• **Directions for this task**
Search the records for the word "placeholder" and report each line that has it.

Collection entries
++++++++
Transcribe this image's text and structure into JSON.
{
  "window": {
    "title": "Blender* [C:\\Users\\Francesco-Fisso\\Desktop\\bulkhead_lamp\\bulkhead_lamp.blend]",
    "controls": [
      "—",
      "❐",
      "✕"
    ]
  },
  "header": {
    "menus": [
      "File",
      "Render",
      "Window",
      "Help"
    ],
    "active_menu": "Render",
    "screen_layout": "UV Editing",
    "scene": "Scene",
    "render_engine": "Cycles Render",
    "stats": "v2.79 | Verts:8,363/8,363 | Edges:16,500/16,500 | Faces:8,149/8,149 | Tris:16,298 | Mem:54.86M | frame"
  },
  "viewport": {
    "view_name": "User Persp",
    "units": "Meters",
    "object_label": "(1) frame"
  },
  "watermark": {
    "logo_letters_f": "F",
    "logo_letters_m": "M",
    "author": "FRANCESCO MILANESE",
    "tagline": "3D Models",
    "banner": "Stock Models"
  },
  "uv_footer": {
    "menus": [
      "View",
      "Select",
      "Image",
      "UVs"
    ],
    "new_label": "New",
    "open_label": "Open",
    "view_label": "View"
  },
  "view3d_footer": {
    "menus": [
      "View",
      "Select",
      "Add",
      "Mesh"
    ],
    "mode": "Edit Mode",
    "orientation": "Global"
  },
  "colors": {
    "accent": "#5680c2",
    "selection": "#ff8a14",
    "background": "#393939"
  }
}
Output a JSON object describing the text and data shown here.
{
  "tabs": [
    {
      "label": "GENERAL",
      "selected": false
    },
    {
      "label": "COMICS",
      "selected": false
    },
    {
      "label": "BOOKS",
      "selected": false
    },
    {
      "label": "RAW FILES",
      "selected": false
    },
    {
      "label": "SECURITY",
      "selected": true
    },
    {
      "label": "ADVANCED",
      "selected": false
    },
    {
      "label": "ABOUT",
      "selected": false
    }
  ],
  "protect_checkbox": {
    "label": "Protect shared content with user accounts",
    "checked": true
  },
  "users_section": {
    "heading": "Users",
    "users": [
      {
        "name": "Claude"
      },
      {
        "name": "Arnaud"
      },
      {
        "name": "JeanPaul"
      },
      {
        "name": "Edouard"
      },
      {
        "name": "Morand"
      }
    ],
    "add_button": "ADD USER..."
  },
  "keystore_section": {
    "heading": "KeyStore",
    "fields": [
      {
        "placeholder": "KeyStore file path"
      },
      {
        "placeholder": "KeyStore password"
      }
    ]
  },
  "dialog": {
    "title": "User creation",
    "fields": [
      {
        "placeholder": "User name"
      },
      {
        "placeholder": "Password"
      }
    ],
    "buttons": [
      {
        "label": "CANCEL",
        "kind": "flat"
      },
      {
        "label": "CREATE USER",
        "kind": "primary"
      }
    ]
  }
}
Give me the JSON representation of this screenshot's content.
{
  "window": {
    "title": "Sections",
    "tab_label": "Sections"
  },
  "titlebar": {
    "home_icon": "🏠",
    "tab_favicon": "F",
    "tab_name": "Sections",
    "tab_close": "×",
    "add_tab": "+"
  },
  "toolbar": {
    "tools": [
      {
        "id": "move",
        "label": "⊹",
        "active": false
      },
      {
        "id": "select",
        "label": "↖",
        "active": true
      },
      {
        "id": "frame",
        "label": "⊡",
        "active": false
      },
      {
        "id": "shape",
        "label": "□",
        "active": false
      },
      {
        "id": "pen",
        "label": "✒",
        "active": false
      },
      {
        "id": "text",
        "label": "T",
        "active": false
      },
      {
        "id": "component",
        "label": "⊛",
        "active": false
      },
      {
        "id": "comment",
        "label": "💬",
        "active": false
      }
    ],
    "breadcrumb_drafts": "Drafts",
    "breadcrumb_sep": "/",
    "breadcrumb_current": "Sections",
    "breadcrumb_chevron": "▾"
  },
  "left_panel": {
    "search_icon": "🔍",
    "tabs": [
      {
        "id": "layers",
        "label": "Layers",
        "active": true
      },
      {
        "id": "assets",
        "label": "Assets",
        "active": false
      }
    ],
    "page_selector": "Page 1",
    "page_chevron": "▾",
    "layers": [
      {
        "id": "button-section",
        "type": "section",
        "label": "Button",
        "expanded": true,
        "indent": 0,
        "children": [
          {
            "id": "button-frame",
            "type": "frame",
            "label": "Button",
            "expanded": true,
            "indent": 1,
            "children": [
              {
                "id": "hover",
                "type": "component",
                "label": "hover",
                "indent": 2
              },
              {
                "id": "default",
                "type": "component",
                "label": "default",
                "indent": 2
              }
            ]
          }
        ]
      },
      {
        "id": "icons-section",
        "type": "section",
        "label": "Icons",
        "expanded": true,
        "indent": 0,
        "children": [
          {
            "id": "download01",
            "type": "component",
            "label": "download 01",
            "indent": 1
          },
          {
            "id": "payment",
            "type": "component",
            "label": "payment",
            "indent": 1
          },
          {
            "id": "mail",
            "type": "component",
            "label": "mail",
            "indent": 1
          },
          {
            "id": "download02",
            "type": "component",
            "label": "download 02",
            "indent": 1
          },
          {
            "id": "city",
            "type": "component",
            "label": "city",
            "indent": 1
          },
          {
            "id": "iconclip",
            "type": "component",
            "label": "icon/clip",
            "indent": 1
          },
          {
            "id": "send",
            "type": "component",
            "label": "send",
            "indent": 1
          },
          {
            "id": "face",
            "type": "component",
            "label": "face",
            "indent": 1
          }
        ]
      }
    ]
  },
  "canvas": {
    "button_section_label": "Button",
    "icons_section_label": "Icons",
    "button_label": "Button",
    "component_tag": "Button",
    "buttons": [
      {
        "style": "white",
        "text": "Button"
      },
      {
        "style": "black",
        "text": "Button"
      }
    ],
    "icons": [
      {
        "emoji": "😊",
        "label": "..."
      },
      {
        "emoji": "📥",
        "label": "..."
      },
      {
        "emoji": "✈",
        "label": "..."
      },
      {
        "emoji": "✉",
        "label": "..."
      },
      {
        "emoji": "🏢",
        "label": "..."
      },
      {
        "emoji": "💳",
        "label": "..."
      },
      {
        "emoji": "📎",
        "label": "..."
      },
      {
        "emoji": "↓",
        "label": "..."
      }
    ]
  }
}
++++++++
• **Output of the exercise**
        "placeholder": "KeyStore file path"
        "placeholder": "KeyStore password"
        "placeholder": "User name"
        "placeholder": "Password"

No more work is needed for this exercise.